The Status of Liberty is repurposed into a summons for migrants. In fact, the status was designed, as a light to the world that illuminates the revolutionary political culture created by native-born Americans.
Obama even dismisses the existence of native-born Americans — and their hopes, dreams, preferences and beliefs — by calling America “ a nation of immigrants.”
American is not a nation of immigrants. Seven out of every eight people — or roughly 265 million — living in the United States were born and raised here.
But the “nation of immigrants” pitch is also repeated by business-backed Republicans, who share an interest with Democrats in boosting the inflow of migrants.
“We’re a nation of immigrants,” Wisconsin Gov. Scott Walker said Sept. 17.

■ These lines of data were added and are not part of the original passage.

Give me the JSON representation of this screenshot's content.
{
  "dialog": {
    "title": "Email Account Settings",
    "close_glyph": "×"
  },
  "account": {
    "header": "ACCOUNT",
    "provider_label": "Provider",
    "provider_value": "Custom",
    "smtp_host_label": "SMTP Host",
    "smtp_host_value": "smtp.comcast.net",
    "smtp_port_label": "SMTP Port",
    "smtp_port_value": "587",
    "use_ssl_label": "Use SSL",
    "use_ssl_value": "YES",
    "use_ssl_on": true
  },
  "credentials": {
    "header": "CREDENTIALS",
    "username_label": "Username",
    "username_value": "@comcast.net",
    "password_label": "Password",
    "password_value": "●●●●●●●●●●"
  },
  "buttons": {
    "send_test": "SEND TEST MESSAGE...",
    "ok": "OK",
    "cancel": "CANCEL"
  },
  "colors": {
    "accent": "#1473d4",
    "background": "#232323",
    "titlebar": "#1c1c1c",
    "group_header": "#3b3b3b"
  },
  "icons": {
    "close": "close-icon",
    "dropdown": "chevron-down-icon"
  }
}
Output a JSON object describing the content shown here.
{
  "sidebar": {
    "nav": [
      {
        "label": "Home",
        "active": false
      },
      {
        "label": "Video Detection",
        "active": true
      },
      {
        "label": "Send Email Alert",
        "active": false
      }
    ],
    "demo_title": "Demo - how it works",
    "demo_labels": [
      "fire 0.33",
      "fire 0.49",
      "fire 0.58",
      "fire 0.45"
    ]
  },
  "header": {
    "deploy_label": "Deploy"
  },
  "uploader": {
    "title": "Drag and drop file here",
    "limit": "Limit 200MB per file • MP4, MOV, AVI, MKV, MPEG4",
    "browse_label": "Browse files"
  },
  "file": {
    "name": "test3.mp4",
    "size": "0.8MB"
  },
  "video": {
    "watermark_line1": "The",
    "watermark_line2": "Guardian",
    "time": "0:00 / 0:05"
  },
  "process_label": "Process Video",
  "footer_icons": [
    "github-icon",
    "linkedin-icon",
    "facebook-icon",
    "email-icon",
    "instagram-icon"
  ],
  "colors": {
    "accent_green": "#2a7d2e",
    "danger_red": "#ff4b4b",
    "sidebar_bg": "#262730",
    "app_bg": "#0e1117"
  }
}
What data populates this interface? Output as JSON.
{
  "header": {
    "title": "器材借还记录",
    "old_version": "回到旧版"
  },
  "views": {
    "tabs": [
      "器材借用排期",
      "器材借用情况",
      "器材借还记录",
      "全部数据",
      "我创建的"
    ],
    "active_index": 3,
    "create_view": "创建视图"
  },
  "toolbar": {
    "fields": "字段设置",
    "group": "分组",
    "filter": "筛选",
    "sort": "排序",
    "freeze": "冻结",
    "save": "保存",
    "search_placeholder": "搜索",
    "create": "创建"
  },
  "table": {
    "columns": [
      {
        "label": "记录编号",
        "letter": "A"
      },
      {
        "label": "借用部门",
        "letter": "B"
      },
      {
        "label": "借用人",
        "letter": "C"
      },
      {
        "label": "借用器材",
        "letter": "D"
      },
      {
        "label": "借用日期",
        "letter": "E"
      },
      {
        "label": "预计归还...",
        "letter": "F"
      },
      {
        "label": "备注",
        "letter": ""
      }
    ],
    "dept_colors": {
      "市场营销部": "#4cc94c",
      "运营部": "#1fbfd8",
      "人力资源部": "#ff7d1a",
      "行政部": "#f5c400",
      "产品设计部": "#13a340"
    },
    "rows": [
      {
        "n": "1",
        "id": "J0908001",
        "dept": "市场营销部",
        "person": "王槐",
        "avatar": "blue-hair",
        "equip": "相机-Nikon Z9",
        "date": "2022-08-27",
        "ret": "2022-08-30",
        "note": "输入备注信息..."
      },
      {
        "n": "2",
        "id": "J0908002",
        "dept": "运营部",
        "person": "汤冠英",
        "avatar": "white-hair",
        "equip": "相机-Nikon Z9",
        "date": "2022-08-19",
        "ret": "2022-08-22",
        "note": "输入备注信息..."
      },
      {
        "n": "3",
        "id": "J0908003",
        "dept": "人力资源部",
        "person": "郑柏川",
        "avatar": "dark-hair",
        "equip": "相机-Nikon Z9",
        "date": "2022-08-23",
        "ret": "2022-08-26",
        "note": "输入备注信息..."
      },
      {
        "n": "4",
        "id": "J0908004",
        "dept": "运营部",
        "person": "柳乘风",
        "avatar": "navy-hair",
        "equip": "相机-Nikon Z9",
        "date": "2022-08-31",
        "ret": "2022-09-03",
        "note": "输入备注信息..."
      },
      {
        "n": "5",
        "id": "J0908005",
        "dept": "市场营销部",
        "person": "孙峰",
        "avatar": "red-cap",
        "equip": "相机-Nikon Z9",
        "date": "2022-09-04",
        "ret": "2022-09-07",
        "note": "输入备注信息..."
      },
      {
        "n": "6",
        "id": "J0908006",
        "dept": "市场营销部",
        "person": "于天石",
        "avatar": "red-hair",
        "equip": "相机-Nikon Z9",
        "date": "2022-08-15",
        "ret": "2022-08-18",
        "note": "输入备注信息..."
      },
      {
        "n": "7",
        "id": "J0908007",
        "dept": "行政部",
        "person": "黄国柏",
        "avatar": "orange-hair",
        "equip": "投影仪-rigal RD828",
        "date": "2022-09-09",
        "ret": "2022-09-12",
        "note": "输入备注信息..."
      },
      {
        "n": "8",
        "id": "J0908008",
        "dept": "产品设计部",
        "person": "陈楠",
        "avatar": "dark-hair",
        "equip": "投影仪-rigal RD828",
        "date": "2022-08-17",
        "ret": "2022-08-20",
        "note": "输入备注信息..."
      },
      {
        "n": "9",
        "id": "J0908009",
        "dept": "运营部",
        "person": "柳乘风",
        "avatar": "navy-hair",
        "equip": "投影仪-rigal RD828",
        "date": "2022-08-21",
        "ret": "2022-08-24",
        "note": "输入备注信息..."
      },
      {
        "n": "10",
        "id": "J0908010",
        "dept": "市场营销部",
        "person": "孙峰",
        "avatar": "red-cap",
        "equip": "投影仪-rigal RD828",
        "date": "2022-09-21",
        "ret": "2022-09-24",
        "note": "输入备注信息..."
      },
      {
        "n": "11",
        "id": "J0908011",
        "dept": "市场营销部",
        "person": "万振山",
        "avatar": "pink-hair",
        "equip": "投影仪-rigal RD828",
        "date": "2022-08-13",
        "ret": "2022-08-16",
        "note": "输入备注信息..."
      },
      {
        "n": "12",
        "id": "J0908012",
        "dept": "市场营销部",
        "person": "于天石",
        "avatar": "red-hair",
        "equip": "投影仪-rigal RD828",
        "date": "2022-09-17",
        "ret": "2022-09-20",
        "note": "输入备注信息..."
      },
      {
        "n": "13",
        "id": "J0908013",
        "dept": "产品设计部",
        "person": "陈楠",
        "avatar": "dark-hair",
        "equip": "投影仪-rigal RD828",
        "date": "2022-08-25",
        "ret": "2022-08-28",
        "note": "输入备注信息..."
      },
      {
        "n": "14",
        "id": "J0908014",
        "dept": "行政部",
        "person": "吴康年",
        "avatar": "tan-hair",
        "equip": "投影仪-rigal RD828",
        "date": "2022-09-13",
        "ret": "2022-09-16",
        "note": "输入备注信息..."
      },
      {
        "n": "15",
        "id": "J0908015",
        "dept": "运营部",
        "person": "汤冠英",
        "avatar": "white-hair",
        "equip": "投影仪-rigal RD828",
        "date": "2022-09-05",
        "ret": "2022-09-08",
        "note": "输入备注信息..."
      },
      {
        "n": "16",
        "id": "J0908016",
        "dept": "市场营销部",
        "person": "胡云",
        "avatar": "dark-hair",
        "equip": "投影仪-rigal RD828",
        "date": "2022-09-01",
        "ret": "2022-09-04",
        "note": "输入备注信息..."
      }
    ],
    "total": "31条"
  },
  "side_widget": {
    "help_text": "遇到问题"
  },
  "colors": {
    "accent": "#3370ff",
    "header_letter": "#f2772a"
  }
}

Those migrants become taxpayer-funded customers and cheaper labor, and later, reliable Democratic voters.
However, GOP supporters of mass-immigration tend to support assimilation of migrants into U.S. culture. “We’ve got many great traditions over the years, great people from all over the world, but what was the one thing is they assimilated,” Walker told radio host Laura Ingraham.
They “immersed into American customs. This is the strength of the melting pot is there’s gotta be common bonds. And particularly as we think about Independence Day, one of those common bonds isn’t just what language we speak, but the common essence of believing in the U.S. Constitution and actually having elected officials that support it.”
Business-boosting Gov. Jeb Bush, however, downplays the “melting pot” and shares Obama’s progressive support for cultural diversity that supplants American’s common culture.
“Thanks to my [Mexican-born] wife, I became bicultural and bilingual, and my life is better because of it,” Bush wrote in his 2013 book, “Immigration Wars.”
“For me, Hispanic culture is very important and positive,” Bush says, in a Spanish-language video released mid-September. “Hispanics contribute every day more to our culture [and] are an integral part of the American dream,” he says.
Diversity is “the blessing, truly a blessing, to be able to experience in a way that adds a tremendous amount of vitality to my life,” he said in 2013. “We chose Miami to live because it is a bicultural city… [and] I wanted my children to grow up in a bicultural way,” he said.
“I spend the night with my … wife who was born outside the United States… On Sunday fun-days … I get to be with George Helena Walker Bush, my little munchkin 22-month-old grand-daughter [whose] mom was born in Canada [of] Iraqi national parents… Being able to share that culture and live in it has been one of the great joys of my life.”
Bush, like Obama, views the United States as “a market, not a country,” said Krikorian.
“Their sense of America is that it is a happenstance, that we all happen to be in the same place and anyone else can come and live the same place… that the nation merely is a geographic or economic unit rather than a cultural and emotional community.”
Imposed cultural variety, or diversity, is good for the elites, Krikorian said. “The weakening of a strong sense of the common American identity goes hand-in-hand with the growth of strong identity politics and grievance culture, where people are divided into various [competing genetic] groups… that requires the state to take a bigger and bigger role in life because groups have to be measured and represented,” he said.
“Without a strong sense of unifying patriotism that relegates those [racial, ethnic, national, genetic] differences to a secondary status, you end up with ‘Leviathan’ — a big government to manage and negotiate the differences between those groups,” he said.